A Crack in the Sea by H. M. Bouwman, illustrated by Yuko Shimizu.
Puffin Books, Penguin Random House, New York, 2017.
MG fantasy, 360 pages + excerpt.
Lexile: 740L .
AR Level: 5.1 (worth 11.0 points) .
A layered fantasy draws together a 1781 slave ship crossing the Atlantic Ocean, a Vietnamese refugee boat in the South China Sea in 1978, and two very different groups in a magical place the inhabitants think of as the Second World.
I had seen this book even before writing my diverse fantasy booklist, but hesitated to read it as I was nervous. A fantasy story that blends African and Vietnamese and English and different worlds and time periods and difficult topics all into a readable middle grade novel? Many books struggle to do one of those and this was written by a white woman, so I was dubious.
But when I got to the sentence “Old Ren coughed, his unusually pale face even whiter than usual” I breathed a sigh of relief. So many authors make the error of describing the race of characters of color only, that to see a white person’s skin described is a benchmark for baseline acceptability.
Ren is one of just three white characters. In the second world, there are two major groups. The Raftworlders mostly have dark skin with textured hair. They sail and live on a large network of interconnected rafts which reminded me of nothing so much as an updated version of LeGuin’s raft island in The Farthest Shore. They stop at various islands as they sail all over the world, eventually returning to the only populated land.

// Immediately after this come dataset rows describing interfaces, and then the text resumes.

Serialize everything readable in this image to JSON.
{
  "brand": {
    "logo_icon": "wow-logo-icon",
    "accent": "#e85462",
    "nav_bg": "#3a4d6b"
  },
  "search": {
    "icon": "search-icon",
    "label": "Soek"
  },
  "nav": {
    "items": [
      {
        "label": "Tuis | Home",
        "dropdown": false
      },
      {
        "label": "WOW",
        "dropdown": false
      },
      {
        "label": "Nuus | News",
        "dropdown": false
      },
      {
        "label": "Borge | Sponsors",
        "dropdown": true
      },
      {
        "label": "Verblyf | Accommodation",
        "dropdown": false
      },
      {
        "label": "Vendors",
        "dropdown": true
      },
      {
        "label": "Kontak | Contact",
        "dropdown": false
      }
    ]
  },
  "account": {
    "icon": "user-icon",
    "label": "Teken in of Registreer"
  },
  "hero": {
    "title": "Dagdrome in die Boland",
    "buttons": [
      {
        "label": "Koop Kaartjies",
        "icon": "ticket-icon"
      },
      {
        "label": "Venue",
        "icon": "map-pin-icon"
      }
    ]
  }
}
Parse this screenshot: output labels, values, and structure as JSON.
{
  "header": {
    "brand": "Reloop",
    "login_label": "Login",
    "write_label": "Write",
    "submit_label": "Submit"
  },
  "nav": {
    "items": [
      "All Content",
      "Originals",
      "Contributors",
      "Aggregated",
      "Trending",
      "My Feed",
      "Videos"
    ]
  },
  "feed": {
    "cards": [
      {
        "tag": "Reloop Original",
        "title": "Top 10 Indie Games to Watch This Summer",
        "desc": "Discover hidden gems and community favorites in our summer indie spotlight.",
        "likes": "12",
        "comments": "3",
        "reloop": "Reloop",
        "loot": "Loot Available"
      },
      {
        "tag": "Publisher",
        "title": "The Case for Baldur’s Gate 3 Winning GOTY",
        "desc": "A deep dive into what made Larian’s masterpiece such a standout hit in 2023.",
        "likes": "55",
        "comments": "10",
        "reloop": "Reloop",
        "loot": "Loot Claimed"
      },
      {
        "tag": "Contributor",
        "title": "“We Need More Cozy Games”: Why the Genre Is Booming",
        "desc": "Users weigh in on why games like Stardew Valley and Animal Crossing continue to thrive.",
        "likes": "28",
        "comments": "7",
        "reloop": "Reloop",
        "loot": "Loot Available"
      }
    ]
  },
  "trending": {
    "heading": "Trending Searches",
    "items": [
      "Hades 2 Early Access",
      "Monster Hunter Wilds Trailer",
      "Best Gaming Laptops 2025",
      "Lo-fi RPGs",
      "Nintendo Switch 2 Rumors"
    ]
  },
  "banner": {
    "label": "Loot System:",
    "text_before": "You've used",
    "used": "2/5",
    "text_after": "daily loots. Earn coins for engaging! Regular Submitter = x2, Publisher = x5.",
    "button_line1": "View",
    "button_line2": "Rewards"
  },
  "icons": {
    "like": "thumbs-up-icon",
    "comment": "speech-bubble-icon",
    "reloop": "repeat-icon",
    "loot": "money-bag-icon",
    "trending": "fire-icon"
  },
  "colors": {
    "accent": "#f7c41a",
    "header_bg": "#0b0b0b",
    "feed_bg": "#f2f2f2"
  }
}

The Tathenlanders are not as specifically typed to a people from our world, but read mostly as Asian. They could also be indigenous and have thick straight hair and dark skin. There has been some intermingling of the two groups, so visual appearance alone doesn’t indicate where someone is from. Tathenlanders live on land so are able to produce some items the Raftworlders can’t, like wool from sheep or fruit from deep rooted trees, while Raftworlders scavenge items that are unlikely to reach Tathenn.
For the first third of the book, we follow separate but related stories of these two groups. The focus is mainly on two siblings. Pip is magically gifted, but also struggles with severe facial blindness. The insults and challenges he’s faced have caused his older sister Kinchen to be highly protective of him. Within this part of the narrative are also stories that give insight into the past of both peoples, whether the recent or far distant past.
At 140 pages into the book, both of the previous narratives stop and we are plunged into a new story for a hundred pages. This one is set in reality, which the book calls the First World. We meet a boy named Thanh and his sister and the other mostly-unrelated, semi-family they end up with on a small boat. Thanh is a bit of a dreamer, and not very well suited to his life.
Some readers will have trouble with this transition, and because of the big gap, I wouldn’t recommend this as a read aloud where you spread the reading out over a long period of time. It could work well if condensed into a short time such as a road trip, but if you read only a few pages a day, most children would forget important plot points by the time the threads of the story come together. The fantasy is deeply ingrained, and draws from several sources. To tell about it in detail would steal some of the wonder and give away plot points, so trust me that magic is integral.
This is not a light or easy read. Characters go missing, die, and are forever parted. Misfortune strikes just about every character at some point. Yet I was impressed by how this never crossed the line out of MG-appropriate. Nothing is ignored, but many topics are just hinted at, or subtly referenced in a way that will make older readers nod or shake their heads while young readers not ready for those topics will gloss right over them.
Content warnings are as murky as the depths of the sea. Slavery. Disease. Murder by drowning, imprisonment, gun violence, piracy, kidnapping, ableist commentary/thinking (rejected), threats of violence against women, death, family separation, adoption, failed adoption, and corrupt politics. It certainly isn’t a fluffy fantasy read. But there is that sense of hope which frequently distinguishes a MG treatment of a topic. The characters are always moving forward, some against their will, but all progressing somehow.
The artwork is excellent. Without being forced into a format, it truly complements the story and brings to life key moments. Shimizu captures the moments of highest emotion, and renders them poignantly.
Overall, I enjoyed this novel and, barring #ownvoice reviews from some of the groups represented, would recommend. Like most Americans, the Zong story was new to me and the difficult balance of the disparate voices was managed better than I expected.